The Role of Nonprofit Organizations in Compensating for Market Failure
ABSTRACT: This paper reviews three social scientific accounts of the civic sector's role in society: the government failure, contract failure, and voluntary failure theories. All three explain the role of nonprofit organizations as compensating for the market's failure to provide certain collective goods. This approach involves a radical misinterpretation of the underlying principles of civic sector organizations. An account is needed that explains their economy in terms of their normative concerns, rather than explaining normative concerns in terms of their economy. I lay a foundation for such an account by examining (1) the self-understanding among civic sector organizations that they should be "mission-driven," and (2) the implications of this self-understanding for the sector as a "social economy." Whereas "mission-drivenness" calls attention to service-provision, resource-sharing, and open communication as the normative core of civic sector organizations, the notion of a "social economy" suggests a recirculation of money into channels where standard economic logic no longer holds. The key to the civic sector's role lies not in responses to market failure, but in the short-circuiting of a money-driven capitalist economy.
Three trends will shape the future of education around the world: the revolution in information technologies, the crisis of the welfare state, and the globalization of a consumer capitalist economy. In the face of such powerful developments on a massive scale, philosophy's efforts toward "educating humanity" (1) can seem both presumptuous and quixotic: presumptuous, because much of philosophy has given up global theorizing of sort that could evaluate these trends; quixotic, because the trends will shape the prospects of philosophy itself as a pedagogical practice housed in academic institutions.

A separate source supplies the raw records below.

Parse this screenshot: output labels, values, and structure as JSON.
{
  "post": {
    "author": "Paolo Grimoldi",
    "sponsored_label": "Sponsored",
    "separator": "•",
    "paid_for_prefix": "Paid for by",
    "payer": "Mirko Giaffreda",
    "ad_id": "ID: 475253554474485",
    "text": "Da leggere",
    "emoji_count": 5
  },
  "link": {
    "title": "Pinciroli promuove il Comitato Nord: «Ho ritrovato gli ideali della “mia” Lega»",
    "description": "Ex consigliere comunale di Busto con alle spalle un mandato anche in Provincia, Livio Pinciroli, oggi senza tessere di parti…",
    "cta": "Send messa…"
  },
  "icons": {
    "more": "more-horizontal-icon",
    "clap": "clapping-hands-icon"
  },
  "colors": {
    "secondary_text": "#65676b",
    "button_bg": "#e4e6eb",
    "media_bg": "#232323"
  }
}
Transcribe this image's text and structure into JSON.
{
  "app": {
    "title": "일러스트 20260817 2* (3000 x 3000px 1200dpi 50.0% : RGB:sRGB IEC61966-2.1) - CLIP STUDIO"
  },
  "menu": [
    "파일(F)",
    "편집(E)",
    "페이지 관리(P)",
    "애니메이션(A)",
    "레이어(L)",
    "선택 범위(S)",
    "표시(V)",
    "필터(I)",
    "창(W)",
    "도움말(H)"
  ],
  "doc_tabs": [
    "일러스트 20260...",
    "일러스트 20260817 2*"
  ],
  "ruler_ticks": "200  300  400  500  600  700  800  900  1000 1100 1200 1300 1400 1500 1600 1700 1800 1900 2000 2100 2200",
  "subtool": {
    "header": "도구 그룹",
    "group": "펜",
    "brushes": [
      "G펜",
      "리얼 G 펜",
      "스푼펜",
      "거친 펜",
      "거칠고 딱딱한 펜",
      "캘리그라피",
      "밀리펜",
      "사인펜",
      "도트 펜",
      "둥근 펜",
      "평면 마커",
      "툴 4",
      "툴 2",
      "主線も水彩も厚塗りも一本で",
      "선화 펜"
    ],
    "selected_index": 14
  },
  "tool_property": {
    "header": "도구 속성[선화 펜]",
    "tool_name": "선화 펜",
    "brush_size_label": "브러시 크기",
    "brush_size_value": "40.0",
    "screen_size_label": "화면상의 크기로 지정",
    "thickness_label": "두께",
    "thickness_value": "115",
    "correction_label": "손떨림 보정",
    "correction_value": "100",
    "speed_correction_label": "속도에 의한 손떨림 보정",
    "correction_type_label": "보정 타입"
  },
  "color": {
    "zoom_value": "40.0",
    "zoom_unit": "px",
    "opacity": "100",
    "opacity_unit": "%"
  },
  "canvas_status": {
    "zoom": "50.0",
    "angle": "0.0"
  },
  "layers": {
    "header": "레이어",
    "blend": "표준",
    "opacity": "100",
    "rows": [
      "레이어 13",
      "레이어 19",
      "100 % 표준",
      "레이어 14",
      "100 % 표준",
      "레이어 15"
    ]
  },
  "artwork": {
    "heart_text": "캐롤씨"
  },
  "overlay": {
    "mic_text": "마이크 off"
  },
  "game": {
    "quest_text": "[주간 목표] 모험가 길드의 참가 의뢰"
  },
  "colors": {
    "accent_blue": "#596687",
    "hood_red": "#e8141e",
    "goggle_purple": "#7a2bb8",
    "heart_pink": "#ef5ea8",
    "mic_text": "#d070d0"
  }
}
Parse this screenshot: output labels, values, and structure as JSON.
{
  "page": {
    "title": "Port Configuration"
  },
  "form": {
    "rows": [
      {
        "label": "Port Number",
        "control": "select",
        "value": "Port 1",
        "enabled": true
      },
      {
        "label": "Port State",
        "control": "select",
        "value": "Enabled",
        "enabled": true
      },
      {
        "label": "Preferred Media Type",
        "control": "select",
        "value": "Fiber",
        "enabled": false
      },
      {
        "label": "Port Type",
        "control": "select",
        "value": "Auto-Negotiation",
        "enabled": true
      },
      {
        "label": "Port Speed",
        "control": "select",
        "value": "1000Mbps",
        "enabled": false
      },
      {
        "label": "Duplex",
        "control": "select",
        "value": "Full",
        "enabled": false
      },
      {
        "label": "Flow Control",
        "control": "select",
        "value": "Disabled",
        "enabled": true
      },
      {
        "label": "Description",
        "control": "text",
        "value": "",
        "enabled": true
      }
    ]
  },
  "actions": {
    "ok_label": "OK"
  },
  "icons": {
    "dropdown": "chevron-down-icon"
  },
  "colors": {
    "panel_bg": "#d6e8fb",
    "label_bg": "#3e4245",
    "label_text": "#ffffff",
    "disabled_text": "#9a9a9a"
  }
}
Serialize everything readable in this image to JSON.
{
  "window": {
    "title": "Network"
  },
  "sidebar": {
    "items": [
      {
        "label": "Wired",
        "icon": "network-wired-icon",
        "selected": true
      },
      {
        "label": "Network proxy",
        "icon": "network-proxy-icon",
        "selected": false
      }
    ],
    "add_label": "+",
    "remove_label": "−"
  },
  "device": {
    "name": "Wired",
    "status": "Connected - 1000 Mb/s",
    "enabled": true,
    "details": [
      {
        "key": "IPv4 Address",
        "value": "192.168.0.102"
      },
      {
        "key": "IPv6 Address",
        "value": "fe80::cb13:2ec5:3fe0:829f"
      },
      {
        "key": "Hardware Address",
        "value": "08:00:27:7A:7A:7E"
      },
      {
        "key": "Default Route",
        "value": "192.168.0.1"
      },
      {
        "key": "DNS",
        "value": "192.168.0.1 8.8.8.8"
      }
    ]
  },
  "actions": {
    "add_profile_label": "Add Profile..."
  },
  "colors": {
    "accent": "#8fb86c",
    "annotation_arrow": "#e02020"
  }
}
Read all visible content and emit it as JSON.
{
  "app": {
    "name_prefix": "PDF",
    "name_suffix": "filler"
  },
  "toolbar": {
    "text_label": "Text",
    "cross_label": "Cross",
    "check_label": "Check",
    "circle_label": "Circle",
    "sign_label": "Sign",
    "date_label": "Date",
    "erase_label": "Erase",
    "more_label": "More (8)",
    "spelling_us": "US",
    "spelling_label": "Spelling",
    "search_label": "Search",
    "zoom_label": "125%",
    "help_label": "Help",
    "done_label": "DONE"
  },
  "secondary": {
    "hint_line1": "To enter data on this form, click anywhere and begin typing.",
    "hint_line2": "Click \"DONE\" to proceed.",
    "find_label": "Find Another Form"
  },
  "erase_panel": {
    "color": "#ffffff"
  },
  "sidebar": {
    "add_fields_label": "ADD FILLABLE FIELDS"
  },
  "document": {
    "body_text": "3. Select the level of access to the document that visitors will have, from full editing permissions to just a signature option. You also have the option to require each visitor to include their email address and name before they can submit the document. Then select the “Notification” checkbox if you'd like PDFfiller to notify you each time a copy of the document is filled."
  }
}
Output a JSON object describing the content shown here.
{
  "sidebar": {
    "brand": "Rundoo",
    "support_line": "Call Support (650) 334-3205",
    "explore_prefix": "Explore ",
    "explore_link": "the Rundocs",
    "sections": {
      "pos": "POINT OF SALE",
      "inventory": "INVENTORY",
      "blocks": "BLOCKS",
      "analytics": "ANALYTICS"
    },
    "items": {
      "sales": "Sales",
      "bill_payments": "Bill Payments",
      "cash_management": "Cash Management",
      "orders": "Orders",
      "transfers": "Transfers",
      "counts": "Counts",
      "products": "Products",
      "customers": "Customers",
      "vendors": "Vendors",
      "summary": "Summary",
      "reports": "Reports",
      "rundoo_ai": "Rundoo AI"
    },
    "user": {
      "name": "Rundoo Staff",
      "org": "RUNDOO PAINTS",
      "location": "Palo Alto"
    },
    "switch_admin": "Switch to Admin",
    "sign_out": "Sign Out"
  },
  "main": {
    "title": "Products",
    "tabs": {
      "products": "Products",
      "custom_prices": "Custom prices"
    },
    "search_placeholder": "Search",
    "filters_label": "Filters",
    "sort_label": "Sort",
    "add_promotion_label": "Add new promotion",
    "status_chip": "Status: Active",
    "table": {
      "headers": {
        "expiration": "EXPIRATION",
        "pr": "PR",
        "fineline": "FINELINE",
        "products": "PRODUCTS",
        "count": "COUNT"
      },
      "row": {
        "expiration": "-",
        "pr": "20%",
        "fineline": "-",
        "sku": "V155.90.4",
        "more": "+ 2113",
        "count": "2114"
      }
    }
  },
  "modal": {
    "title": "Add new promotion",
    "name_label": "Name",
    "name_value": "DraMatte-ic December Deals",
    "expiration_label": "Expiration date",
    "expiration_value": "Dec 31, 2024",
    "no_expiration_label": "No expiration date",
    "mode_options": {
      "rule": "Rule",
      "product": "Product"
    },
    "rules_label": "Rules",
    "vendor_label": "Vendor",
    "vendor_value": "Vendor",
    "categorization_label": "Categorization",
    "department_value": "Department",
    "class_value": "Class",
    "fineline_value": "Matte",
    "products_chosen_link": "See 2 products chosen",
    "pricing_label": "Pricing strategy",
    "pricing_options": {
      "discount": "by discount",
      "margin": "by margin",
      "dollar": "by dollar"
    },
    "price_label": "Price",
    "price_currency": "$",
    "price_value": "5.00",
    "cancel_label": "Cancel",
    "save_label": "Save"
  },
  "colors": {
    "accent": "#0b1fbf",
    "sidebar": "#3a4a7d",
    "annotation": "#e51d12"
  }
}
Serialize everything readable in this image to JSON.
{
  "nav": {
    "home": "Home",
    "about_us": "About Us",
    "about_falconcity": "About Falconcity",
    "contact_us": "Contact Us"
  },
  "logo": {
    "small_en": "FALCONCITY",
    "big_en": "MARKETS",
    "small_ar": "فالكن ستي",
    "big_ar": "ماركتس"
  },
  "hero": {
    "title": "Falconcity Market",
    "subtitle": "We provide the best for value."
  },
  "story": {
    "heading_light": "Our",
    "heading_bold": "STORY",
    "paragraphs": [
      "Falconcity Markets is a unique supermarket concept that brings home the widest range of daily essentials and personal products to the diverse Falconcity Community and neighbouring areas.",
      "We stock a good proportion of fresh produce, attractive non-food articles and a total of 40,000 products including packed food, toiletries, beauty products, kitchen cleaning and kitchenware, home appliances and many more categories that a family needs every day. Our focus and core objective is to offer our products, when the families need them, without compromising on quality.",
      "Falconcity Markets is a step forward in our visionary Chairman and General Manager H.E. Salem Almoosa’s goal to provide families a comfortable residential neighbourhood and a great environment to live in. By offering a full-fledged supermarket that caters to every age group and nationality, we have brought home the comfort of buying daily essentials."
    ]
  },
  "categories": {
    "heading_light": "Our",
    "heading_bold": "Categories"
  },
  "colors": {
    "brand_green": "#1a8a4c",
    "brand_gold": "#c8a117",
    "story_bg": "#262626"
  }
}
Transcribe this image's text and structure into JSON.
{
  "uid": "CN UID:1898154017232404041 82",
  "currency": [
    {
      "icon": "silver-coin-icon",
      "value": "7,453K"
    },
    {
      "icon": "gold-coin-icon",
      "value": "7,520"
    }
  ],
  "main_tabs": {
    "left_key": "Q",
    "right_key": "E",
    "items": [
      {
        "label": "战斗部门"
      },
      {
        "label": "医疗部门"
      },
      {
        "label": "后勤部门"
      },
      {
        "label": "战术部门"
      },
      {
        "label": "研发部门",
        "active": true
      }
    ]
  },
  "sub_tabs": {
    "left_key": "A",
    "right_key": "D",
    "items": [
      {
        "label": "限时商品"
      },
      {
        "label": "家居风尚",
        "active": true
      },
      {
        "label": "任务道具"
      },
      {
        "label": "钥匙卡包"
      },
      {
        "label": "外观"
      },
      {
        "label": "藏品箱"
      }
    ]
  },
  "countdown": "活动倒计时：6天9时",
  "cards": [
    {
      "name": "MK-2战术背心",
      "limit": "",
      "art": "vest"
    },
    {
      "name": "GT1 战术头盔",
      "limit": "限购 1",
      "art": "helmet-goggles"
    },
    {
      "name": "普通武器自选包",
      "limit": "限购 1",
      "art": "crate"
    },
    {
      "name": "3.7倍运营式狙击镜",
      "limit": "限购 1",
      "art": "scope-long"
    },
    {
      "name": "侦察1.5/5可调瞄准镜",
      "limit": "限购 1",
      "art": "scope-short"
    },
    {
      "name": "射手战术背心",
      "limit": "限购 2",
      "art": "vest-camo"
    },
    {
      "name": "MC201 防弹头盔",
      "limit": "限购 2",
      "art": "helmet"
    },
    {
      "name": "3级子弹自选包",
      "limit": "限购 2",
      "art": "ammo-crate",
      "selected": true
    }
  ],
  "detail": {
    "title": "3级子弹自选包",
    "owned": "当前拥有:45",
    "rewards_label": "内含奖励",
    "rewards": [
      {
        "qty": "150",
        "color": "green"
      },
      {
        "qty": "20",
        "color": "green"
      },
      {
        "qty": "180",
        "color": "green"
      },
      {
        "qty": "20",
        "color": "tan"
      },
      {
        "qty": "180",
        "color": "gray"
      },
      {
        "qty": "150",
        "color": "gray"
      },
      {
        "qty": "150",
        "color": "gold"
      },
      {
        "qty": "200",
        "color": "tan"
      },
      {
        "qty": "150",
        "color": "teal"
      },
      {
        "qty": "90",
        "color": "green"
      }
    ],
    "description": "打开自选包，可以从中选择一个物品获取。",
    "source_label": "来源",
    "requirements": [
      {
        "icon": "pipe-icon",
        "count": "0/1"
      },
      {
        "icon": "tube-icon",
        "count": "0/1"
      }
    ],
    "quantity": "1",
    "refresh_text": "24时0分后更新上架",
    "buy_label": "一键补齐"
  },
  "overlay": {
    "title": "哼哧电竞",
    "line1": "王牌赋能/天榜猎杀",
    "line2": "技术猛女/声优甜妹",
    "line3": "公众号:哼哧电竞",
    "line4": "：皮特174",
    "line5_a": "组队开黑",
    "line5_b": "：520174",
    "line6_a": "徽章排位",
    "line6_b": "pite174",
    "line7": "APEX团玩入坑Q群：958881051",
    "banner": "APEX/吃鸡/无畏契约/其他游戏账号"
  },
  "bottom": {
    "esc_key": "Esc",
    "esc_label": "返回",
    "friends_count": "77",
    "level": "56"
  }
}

We philosophers easily appear to tilt with windmills.
Nevertheless, megatrends carry with them potentials for their own resistance or redirection. One such potential deserves special attention from philosophers today, not only because it is so close to philosophy's own self-image but also because it is often overlooked. I refer to the potential of the civic sector, a zone within national and international economies where organizations refuse to do business as usual. Economically, as Rifkin argues, the civic sector may well become an increasingly important location for meaningful activity and paid work as new information technologies eliminate millions of jobs and the welfare state shrinks. Politically, as Habermas argues, "autonomous public spheres," whose economic underpinnings often lie in the civic sector, will remain crucial to the democratic development of solidarity in modern societies. (2)
Unfortunately, standard explanations of the civic sector are inadequate both as normative theories and as sources for public policy. What is needed, and...